Welcome to the Scene Report, a new column in which Eater captures the vibe of a notable New York restaurant at a specific moment in time.
There are few darker corners of downtown New York than the street Le Gratin lies on just east of City Hall Park at 5 Beekman Street, near Park Row. It opened over a year ago just off the lobby of the hulking Beekman Hotel, built in 1883, and looking every year its age, with its central atrium circled with wrought-iron balconies. The look upward is dizzying, and you’ll think you’ve hopped a time travel train to 19th-century Paris.
It’s one of many projects from Daniel Boulud — one of the city’s most respected and prolific French restaurateurs, with 12 NYC restaurants and counting — with this one an ode to his roots in Lyon, France. It occupies a space where Keith McNally’s rare restaurant failure, a brasserie and secret steakhouse called Augustine, closed not long ago, and retains much of the former tenant’s decor. Along with executive chef Guillaume Ginther, Boulud nods to the Lyonnaise bouchon, a boisterous sort of bistro where offal and gratins prevail.

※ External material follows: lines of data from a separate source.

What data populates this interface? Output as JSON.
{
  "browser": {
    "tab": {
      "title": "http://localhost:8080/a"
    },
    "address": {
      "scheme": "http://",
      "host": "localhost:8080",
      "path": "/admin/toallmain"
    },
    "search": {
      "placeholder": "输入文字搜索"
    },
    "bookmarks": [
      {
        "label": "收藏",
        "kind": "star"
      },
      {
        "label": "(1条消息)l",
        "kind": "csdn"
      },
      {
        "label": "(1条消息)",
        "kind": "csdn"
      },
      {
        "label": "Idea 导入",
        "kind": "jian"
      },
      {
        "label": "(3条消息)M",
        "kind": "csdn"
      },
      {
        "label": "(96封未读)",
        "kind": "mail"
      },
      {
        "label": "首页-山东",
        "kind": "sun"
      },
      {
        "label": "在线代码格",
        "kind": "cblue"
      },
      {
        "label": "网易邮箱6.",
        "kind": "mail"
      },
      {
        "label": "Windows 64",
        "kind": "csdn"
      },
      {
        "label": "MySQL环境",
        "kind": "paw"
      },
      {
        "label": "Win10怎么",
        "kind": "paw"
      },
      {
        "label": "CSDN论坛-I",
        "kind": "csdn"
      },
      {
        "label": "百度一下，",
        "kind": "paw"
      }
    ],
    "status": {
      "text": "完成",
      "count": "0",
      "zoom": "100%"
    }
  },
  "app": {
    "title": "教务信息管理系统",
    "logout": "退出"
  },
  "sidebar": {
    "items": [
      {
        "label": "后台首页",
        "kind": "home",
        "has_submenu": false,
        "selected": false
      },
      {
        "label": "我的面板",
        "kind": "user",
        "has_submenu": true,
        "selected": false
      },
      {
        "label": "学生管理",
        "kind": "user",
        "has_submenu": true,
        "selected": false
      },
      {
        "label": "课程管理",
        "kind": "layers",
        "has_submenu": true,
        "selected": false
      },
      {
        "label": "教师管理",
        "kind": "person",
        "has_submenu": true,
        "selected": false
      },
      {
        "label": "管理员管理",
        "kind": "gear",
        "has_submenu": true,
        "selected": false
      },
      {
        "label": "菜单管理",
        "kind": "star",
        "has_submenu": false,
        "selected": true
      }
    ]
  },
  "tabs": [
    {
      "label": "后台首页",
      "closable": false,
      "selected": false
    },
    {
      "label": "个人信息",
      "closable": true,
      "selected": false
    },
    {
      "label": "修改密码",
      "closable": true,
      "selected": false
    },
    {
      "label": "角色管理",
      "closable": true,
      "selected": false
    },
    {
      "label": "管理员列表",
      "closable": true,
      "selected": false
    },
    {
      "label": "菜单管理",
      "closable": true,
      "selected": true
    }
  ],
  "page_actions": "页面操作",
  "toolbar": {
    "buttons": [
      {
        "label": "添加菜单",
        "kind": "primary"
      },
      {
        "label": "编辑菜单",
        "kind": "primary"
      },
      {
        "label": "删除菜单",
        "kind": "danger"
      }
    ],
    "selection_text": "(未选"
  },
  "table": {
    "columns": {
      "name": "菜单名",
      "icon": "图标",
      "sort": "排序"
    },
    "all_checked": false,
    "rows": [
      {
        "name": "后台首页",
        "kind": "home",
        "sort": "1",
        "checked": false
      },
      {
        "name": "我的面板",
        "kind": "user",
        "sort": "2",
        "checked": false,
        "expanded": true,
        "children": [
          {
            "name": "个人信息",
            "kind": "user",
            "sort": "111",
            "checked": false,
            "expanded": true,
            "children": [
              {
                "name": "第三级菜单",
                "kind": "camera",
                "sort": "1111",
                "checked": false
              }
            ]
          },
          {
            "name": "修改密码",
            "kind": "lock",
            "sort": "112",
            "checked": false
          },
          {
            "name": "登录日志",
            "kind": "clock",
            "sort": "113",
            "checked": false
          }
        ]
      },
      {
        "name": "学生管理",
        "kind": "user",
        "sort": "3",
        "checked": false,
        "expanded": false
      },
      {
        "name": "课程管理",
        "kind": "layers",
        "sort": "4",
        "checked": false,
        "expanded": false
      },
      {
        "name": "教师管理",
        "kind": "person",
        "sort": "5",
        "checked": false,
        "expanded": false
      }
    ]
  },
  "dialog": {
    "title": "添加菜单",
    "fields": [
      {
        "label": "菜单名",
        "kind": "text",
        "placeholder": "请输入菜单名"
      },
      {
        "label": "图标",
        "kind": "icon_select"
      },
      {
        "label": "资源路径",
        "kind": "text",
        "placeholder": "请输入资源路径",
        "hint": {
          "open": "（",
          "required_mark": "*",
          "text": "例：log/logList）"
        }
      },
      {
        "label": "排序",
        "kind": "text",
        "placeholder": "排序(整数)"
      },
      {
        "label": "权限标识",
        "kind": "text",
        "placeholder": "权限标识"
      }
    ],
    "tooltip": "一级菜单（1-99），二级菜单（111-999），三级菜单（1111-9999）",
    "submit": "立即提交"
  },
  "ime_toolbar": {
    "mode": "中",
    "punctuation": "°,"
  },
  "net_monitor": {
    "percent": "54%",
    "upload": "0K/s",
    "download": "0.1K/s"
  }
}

The vibe: There are few lovelier or more relaxing rooms in the city at 6:30 p.m. on a weekday, and it fills up nearly every evening with a crowd that seems mainly tourists, as French is heard wafting among the other languages in the relatively quiet room. The décor is all flowers, including paintings of flowers, vases of flowers made up of ceramic tiles, and chandeliers with tulip-shaped shades that hang from the ceiling. One can hardly imagine a more subdued definition of glitz.
The food: While there have been complaints that Le Gratin isn’t enough like a bouchon, neglecting organ meats like kidneys and intestines, the connoisseur will find plenty to love of a Lyonnaise sort. The perfect order might include a lovely potato gratin; one salad featuring chicken livers, lardons, frisée, and a jiggly egg (salad Lyonnaise, $23), and another that highlights poached leeks ($18); and a massive pike quenelle lounging in a rich cream sauce. Still, the menu ranges far afield — albeit a mainly French one — to a not-bad bouillabaisse with plenty of big fat shrimp, and even a hamburger with a plank of crisp pork belly ($29) on top that half the tables around me seemed to be ordering. (Through the summer, there’s also a Boulud Sur Mer menu that’s three courses for $60 per person.)
What to drink: French wine, of course, and the all-French wine list has plenty of fizzies, whites, and reds in the $20 range.
The drawbacks: The hike to the bathroom, exiting the restaurant, through a thronged hotel lobby, down a flight of stairs, and around a couple of corners, may make you forget where you were and how to get back. The food is so rich, you might find yourself popping an antacid afterwards. The fries are not the best in town, and they should be.